Professor Robert Hill

Group Leader


I received my PhD from the University of Tennessee in 1981 and spent one and a half years at the Roswell Park Memorial Institute in New York.  I have been with the MRC in Edinburgh since 1983 first as a postdoctoral fellow and then as a principle investigator.  My major area of study is developmental genetics using the mouse as our experimental model.  Our interests have been in transcription factors and their roles in mammalian development and have primarily focused on processes that occur during organogenesis.  We isolated some of the first developmental genes in the mouse and focused initially on the homeobox containing genes.  We showed a correlation between the mechanism by which these genes operate in segmenting regions of the mouse hindbrain and in Drosophila segmentation.   We went on to show the position dependence of cells expressing homeobox containing genes and that tissue could be reprogrammed by changing position in the embryo.  We were among the first to show that the homeobox containing class of genes, in particular Pax6, was involved in human disease.  Pax6 is the basis for a congenital form of blindness called aniridia.  Our work opened up a molecular understanding of eye development with our initial studies on the roles of Pax6.  In our studies on gut development we have defined a new organising centre (we called the splanchnic mesodermal plate[SMP]) that is responsible for the left/right asymmetrical development of the spleen pancreas and stomach.   Most recently we have defined the molecular basis for preaxial polydactyly (PPD) in human.
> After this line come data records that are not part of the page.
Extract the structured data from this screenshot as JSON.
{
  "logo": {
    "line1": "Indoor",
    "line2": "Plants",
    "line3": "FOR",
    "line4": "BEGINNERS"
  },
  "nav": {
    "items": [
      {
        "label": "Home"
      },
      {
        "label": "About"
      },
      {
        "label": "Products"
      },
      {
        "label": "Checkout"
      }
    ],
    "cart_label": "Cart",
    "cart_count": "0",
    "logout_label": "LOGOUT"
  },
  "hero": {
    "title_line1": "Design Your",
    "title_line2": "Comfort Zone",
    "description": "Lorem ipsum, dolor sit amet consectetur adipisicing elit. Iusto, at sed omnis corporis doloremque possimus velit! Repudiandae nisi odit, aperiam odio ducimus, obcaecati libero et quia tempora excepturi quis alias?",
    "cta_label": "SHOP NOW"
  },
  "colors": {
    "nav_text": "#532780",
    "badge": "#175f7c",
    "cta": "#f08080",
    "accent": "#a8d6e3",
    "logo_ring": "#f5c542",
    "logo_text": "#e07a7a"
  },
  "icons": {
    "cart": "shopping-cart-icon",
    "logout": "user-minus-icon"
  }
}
This has led to the establishment of a new genetic mechanism for congenital diseases.  The mutations for cause PPD all lie within a regulatory element controlling expression of the signalling molecule, Sonic Hedgehog.  These point mutations, rather than inactivate expression, redirect expression to an ectopic site.  I have been awarded my Professorship at the University of Edinburgh Medical School.


BSc ,PhD